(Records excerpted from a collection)
---------------
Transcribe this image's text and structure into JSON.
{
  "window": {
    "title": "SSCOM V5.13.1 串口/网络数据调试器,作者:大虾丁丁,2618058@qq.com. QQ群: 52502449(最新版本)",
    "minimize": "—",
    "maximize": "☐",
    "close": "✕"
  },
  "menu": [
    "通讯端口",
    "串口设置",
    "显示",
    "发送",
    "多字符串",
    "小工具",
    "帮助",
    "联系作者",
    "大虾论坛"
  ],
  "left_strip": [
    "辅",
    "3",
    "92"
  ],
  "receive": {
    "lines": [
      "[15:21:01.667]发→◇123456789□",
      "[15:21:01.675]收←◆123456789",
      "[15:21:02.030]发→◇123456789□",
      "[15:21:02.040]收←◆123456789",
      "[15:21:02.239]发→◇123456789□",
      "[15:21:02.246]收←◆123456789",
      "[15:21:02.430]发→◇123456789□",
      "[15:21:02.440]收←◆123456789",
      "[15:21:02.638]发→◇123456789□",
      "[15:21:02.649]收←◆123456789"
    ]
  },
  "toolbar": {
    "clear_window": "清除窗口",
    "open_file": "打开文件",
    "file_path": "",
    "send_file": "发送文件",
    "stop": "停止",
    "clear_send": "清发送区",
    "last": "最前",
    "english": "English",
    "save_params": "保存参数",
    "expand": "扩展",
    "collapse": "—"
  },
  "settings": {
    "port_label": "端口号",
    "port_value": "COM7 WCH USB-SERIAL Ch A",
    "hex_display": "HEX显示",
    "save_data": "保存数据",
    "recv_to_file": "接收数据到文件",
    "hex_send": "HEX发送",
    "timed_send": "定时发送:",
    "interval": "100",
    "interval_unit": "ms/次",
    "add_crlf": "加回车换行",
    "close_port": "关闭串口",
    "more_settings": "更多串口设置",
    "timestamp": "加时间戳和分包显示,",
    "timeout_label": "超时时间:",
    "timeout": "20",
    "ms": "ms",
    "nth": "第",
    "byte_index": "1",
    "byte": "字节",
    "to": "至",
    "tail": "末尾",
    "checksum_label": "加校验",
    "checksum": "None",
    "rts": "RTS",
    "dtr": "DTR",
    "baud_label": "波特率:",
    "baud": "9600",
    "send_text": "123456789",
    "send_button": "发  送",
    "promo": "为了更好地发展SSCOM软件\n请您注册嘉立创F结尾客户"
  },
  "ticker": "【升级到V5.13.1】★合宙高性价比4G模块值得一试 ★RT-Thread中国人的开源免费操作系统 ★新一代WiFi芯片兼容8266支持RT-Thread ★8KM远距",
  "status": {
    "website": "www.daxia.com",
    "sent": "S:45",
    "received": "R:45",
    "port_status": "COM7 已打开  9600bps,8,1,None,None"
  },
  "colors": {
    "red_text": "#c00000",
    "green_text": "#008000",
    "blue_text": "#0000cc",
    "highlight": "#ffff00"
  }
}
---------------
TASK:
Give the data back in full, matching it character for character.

SOLUTION:
Transcribe this image's text and structure into JSON.
{
  "window": {
    "title": "SSCOM V5.13.1 串口/网络数据调试器,作者:大虾丁丁,2618058@qq.com. QQ群: 52502449(最新版本)",
    "minimize": "—",
    "maximize": "☐",
    "close": "✕"
  },
  "menu": [
    "通讯端口",
    "串口设置",
    "显示",
    "发送",
    "多字符串",
    "小工具",
    "帮助",
    "联系作者",
    "大虾论坛"
  ],
  "left_strip": [
    "辅",
    "3",
    "92"
  ],
  "receive": {
    "lines": [
      "[15:21:01.667]发→◇123456789□",
      "[15:21:01.675]收←◆123456789",
      "[15:21:02.030]发→◇123456789□",
      "[15:21:02.040]收←◆123456789",
      "[15:21:02.239]发→◇123456789□",
      "[15:21:02.246]收←◆123456789",
      "[15:21:02.430]发→◇123456789□",
      "[15:21:02.440]收←◆123456789",
      "[15:21:02.638]发→◇123456789□",
      "[15:21:02.649]收←◆123456789"
    ]
  },
  "toolbar": {
    "clear_window": "清除窗口",
    "open_file": "打开文件",
    "file_path": "",
    "send_file": "发送文件",
    "stop": "停止",
    "clear_send": "清发送区",
    "last": "最前",
    "english": "English",
    "save_params": "保存参数",
    "expand": "扩展",
    "collapse": "—"
  },
  "settings": {
    "port_label": "端口号",
    "port_value": "COM7 WCH USB-SERIAL Ch A",
    "hex_display": "HEX显示",
    "save_data": "保存数据",
    "recv_to_file": "接收数据到文件",
    "hex_send": "HEX发送",
    "timed_send": "定时发送:",
    "interval": "100",
    "interval_unit": "ms/次",
    "add_crlf": "加回车换行",
    "close_port": "关闭串口",
    "more_settings": "更多串口设置",
    "timestamp": "加时间戳和分包显示,",
    "timeout_label": "超时时间:",
    "timeout": "20",
    "ms": "ms",
    "nth": "第",
    "byte_index": "1",
    "byte": "字节",
    "to": "至",
    "tail": "末尾",
    "checksum_label": "加校验",
    "checksum": "None",
    "rts": "RTS",
    "dtr": "DTR",
    "baud_label": "波特率:",
    "baud": "9600",
    "send_text": "123456789",
    "send_button": "发  送",
    "promo": "为了更好地发展SSCOM软件\n请您注册嘉立创F结尾客户"
  },
  "ticker": "【升级到V5.13.1】★合宙高性价比4G模块值得一试 ★RT-Thread中国人的开源免费操作系统 ★新一代WiFi芯片兼容8266支持RT-Thread ★8KM远距",
  "status": {
    "website": "www.daxia.com",
    "sent": "S:45",
    "received": "R:45",
    "port_status": "COM7 已打开  9600bps,8,1,None,None"
  },
  "colors": {
    "red_text": "#c00000",
    "green_text": "#008000",
    "blue_text": "#0000cc",
    "highlight": "#ffff00"
  }
}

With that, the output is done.